But at the same time they tell us that the US military can never leave Iraq lest a "power vacuum" be created that would allow "America's enemies" to establish themselves. But was the attack itself not supposed to rid Iraq of "America's enemies"? These new enemies seem far worse than the enemies the initial intervention was supposed to eliminate.

How awkward for them to face the fact that their preferred action (invasion) produced a result worse than the problem. Their Straussian answer, of course, is to ignore that glaring fact and just scream for more intervention!

The real question now, as article after article is written about how horrific the "fall of Fallujah" is to the US military who participated in the brutal pacification of that luckless town back in 2004, is to what degree the US military will be going back to Iraq.

Secretary of State John Kerry is sending what are no-doubt designed to be mixed signals, wrapped in the enigma of State Dept-speak. He says:

"We are not, obviously, contemplating returning."

But then a qualifier it seems:

"We are not contemplating putting boots on the ground."

Ah, so that opens the door to much possible US military activity in Iraq. As he goes on to say:

"This is their fight, but we're going to help them in their fight."

Yes, sounds like Vietnam over again, perhaps even worse than 2003. The US "hellfire" missile shipment to Iraq has been " fast-tracked." This time the US is claiming to attack the same ISIS in Iraq that it is supporting (along with the Saudis) next door in Syria.

Back to Iraq? You bet!


--
--
Thanks for being part of "PoliticalForum" at Google Groups.
For options & help see http://groups.google.com/group/PoliticalForum
 
* Visit our other community at http://www.PoliticalForum.com/
* It's active and moderated. Register and vote in our polls.
* Read the latest breaking news, and more.
 
---
You received this message because you are subscribed to the Google Groups "PoliticalForum" group.
To unsubscribe from this group and stop receiving emails from it, send an email to politicalforum+unsubscribe@googlegroups.com.
For more options, visit https://groups.google.com/groups/opt_out.

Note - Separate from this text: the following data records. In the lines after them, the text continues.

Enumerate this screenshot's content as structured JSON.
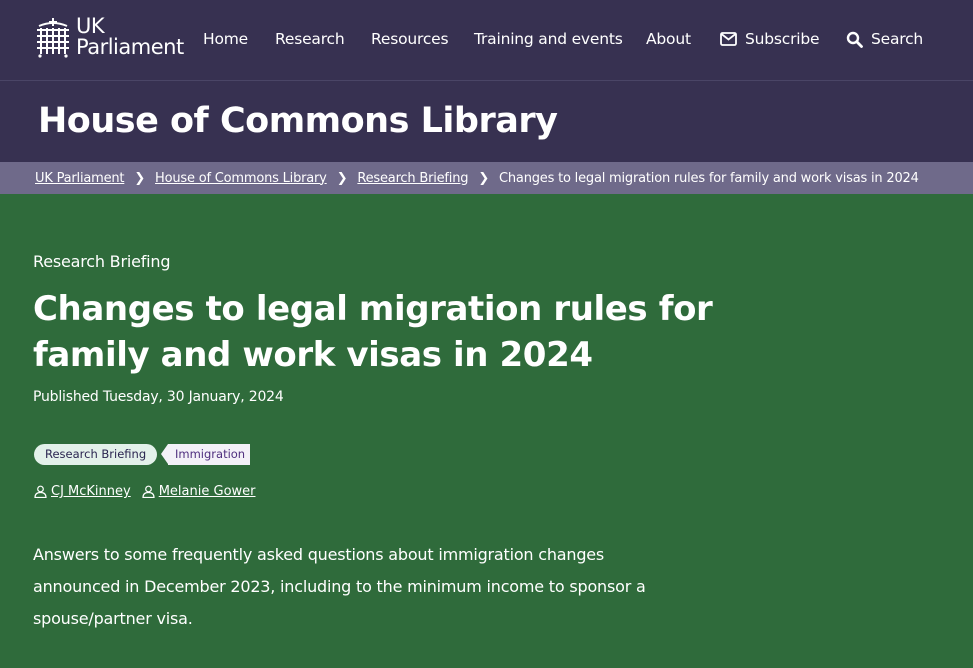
{
  "header": {
    "logo_line1": "UK",
    "logo_line2": "Parliament",
    "nav": [
      "Home",
      "Research",
      "Resources",
      "Training and events",
      "About"
    ],
    "subscribe_label": "Subscribe",
    "search_label": "Search",
    "icons": {
      "subscribe": "envelope-icon",
      "search": "magnifier-icon",
      "logo": "portcullis-icon"
    }
  },
  "banner": {
    "title": "House of Commons Library"
  },
  "breadcrumb": {
    "items": [
      "UK Parliament",
      "House of Commons Library",
      "Research Briefing"
    ],
    "current": "Changes to legal migration rules for family and work visas in 2024"
  },
  "article": {
    "kicker": "Research Briefing",
    "title": "Changes to legal migration rules for family and work visas in 2024",
    "published": "Published Tuesday, 30 January, 2024",
    "tags": [
      "Research Briefing",
      "Immigration"
    ],
    "authors": [
      "CJ McKinney",
      "Melanie Gower"
    ],
    "summary": "Answers to some frequently asked questions about immigration changes announced in December 2023, including to the minimum income to sponsor a spouse/partner visa."
  },
  "colors": {
    "header_bg": "#373151",
    "breadcrumb_bg": "#6f6a8a",
    "main_bg": "#2f6b3b",
    "tag_research_bg": "#e3f1ea",
    "tag_immigration_bg": "#f3f1f8"
  }
}
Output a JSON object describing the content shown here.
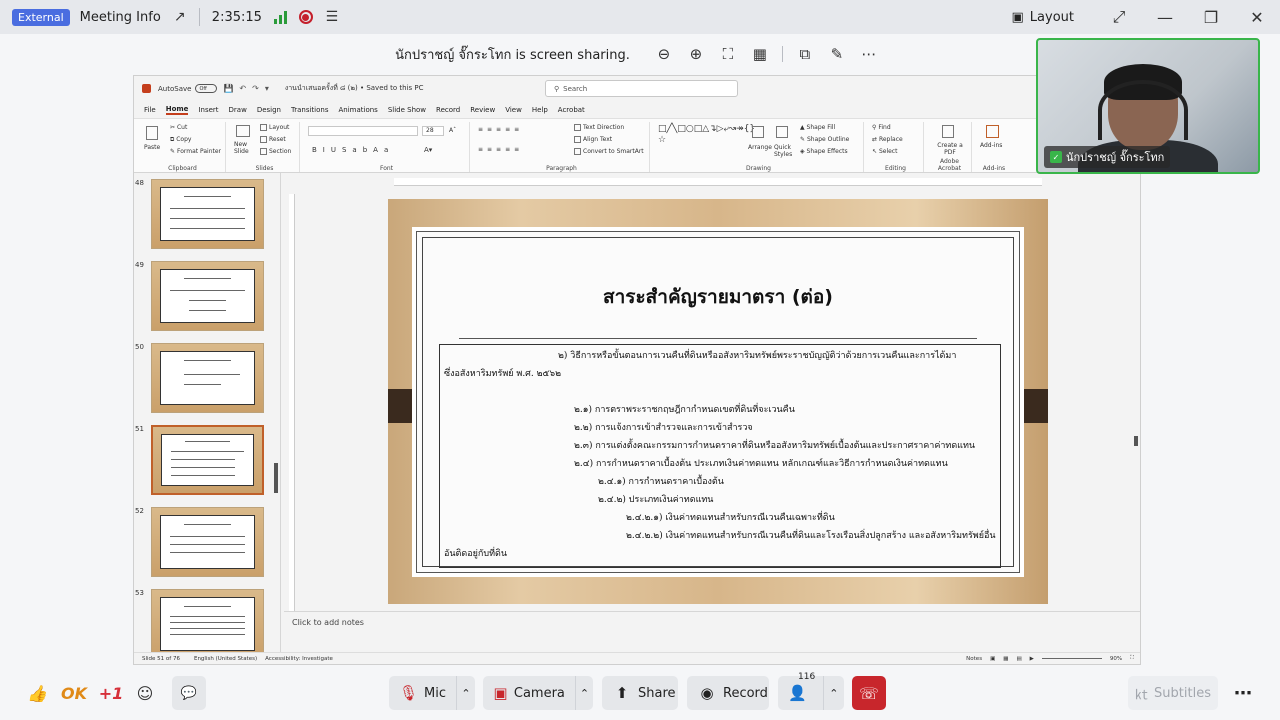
{
  "topbar": {
    "badge": "External",
    "meeting_info": "Meeting Info",
    "timer": "2:35:15",
    "layout_label": "Layout"
  },
  "sharebar": {
    "text": "นักปราชญ์ จั๊กระโทก is screen sharing."
  },
  "ppt": {
    "autosave": "AutoSave",
    "toggle": "Off",
    "docname": "งานนำเสนอครั้งที่ ๘ (๒) • Saved to this PC",
    "search_placeholder": "Search",
    "menu": [
      "File",
      "Home",
      "Insert",
      "Draw",
      "Design",
      "Transitions",
      "Animations",
      "Slide Show",
      "Record",
      "Review",
      "View",
      "Help",
      "Acrobat"
    ],
    "ribbon": {
      "clipboard": "Clipboard",
      "paste": "Paste",
      "cut": "Cut",
      "copy": "Copy",
      "format_painter": "Format Painter",
      "slides": "Slides",
      "new_slide": "New Slide",
      "layout": "Layout",
      "reset": "Reset",
      "section": "Section",
      "font": "Font",
      "font_size": "28",
      "paragraph": "Paragraph",
      "text_direction": "Text Direction",
      "align_text": "Align Text",
      "convert_smartart": "Convert to SmartArt",
      "drawing": "Drawing",
      "arrange": "Arrange",
      "quick_styles": "Quick Styles",
      "shape_fill": "Shape Fill",
      "shape_outline": "Shape Outline",
      "shape_effects": "Shape Effects",
      "editing": "Editing",
      "find": "Find",
      "replace": "Replace",
      "select": "Select",
      "create_pdf": "Create a PDF",
      "adobe_acrobat": "Adobe Acrobat",
      "addins": "Add-ins",
      "addins_group": "Add-ins"
    },
    "thumbnails": [
      "48",
      "49",
      "50",
      "51",
      "52",
      "53"
    ],
    "slide": {
      "title": "สาระสำคัญรายมาตรา (ต่อ)",
      "lines": [
        "๒) วิธีการหรือขั้นตอนการเวนคืนที่ดินหรืออสังหาริมทรัพย์พระราชบัญญัติว่าด้วยการเวนคืนและการได้มา",
        "ซึ่งอสังหาริมทรัพย์ พ.ศ. ๒๕๖๒",
        "๒.๑) การตราพระราชกฤษฎีกากำหนดเขตที่ดินที่จะเวนคืน",
        "๒.๒) การแจ้งการเข้าสำรวจและการเข้าสำรวจ",
        "๒.๓) การแต่งตั้งคณะกรรมการกำหนดราคาที่ดินหรืออสังหาริมทรัพย์เบื้องต้นและประกาศราคาค่าทดแทน",
        "๒.๔) การกำหนดราคาเบื้องต้น ประเภทเงินค่าทดแทน หลักเกณฑ์และวิธีการกำหนดเงินค่าทดแทน",
        "๒.๔.๑) การกำหนดราคาเบื้องต้น",
        "๒.๔.๒) ประเภทเงินค่าทดแทน",
        "๒.๔.๒.๑) เงินค่าทดแทนสำหรับกรณีเวนคืนเฉพาะที่ดิน",
        "๒.๔.๒.๒) เงินค่าทดแทนสำหรับกรณีเวนคืนที่ดินและโรงเรือนสิ่งปลูกสร้าง และอสังหาริมทรัพย์อื่น",
        "อันติดอยู่กับที่ดิน"
      ]
    },
    "notes": "Click to add notes",
    "status": {
      "slide": "Slide 51 of 76",
      "language": "English (United States)",
      "accessibility": "Accessibility: Investigate",
      "notes": "Notes",
      "zoom": "90%"
    }
  },
  "video": {
    "name": "นักปราชญ์ จั๊กระโทก"
  },
  "controls": {
    "ok": "OK",
    "plus_one": "+1",
    "mic": "Mic",
    "camera": "Camera",
    "share": "Share",
    "record": "Record",
    "people_count": "116",
    "subtitles": "Subtitles"
  }
}
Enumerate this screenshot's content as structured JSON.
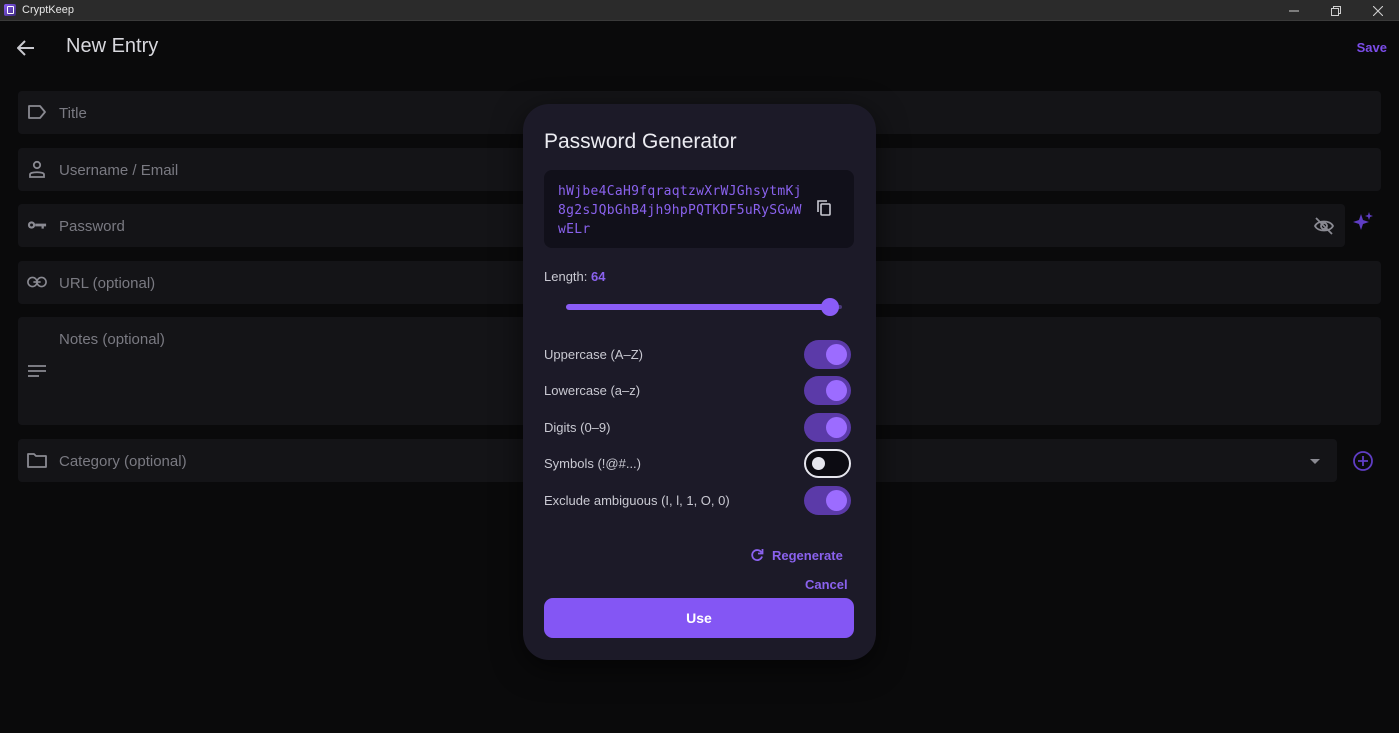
{
  "window": {
    "title": "CryptKeep"
  },
  "appbar": {
    "title": "New Entry",
    "save_label": "Save"
  },
  "fields": {
    "title": "Title",
    "username": "Username / Email",
    "password": "Password",
    "url": "URL (optional)",
    "notes": "Notes (optional)",
    "category": "Category (optional)"
  },
  "dialog": {
    "title": "Password Generator",
    "password": "hWjbe4CaH9fqraqtzwXrWJGhsytmKj8g2sJQbGhB4jh9hpPQTKDF5uRySGwWwELr",
    "length_label": "Length: ",
    "length_value": "64",
    "slider_fraction": 1.0,
    "options": [
      {
        "label": "Uppercase (A–Z)",
        "enabled": true
      },
      {
        "label": "Lowercase (a–z)",
        "enabled": true
      },
      {
        "label": "Digits (0–9)",
        "enabled": true
      },
      {
        "label": "Symbols (!@#...)",
        "enabled": false
      },
      {
        "label": "Exclude ambiguous (I, l, 1, O, 0)",
        "enabled": true
      }
    ],
    "regenerate_label": "Regenerate",
    "cancel_label": "Cancel",
    "use_label": "Use"
  },
  "colors": {
    "accent": "#8456f4",
    "background": "#0a0a0b",
    "dialog": "#1c1a28",
    "field": "#141417"
  },
  "icons": [
    "back-arrow-icon",
    "tag-icon",
    "person-icon",
    "key-icon",
    "link-icon",
    "notes-icon",
    "folder-icon",
    "eye-off-icon",
    "sparkle-icon",
    "chevron-down-icon",
    "add-circle-icon",
    "copy-icon",
    "refresh-icon",
    "minimize-icon",
    "restore-icon",
    "close-icon"
  ]
}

--
--
Thanks for being part of "PoliticalForum" at Google Groups.
For options & help see http://groups.google.com/group/PoliticalForum
 
* Visit our other community at http://www.PoliticalForum.com/
* It's active and moderated. Register and vote in our polls.
* Read the latest breaking news, and more.
 
---
You received this message because you are subscribed to the Google Groups "PoliticalForum" group.
To unsubscribe from this group and stop receiving emails from it, send an email to politicalforum+unsubscribe@googlegroups.com.
For more options, visit https://groups.google.com/groups/opt_out.

--
--
Thanks for being part of "PoliticalForum" at Google Groups.
For options & help see http://groups.google.com/group/PoliticalForum
 
* Visit our other community at http://www.PoliticalForum.com/
* It's active and moderated. Register and vote in our polls.
* Read the latest breaking news, and more.
 
---
You received this message because you are subscribed to the Google Groups "PoliticalForum" group.
To unsubscribe from this group and stop receiving emails from it, send an email to politicalforum+unsubscribe@googlegroups.com.
For more options, visit https://groups.google.com/groups/opt_out.

--
--
Thanks for being part of "PoliticalForum" at Google Groups.
For options & help see http://groups.google.com/group/PoliticalForum
 
* Visit our other community at http://www.PoliticalForum.com/
* It's active and moderated. Register and vote in our polls.
* Read the latest breaking news, and more.
 
---
You received this message because you are subscribed to the Google Groups "PoliticalForum" group.
To unsubscribe from this group and stop receiving emails from it, send an email to politicalforum+unsubscribe@googlegroups.com.
For more options, visit https://groups.google.com/groups/opt_out.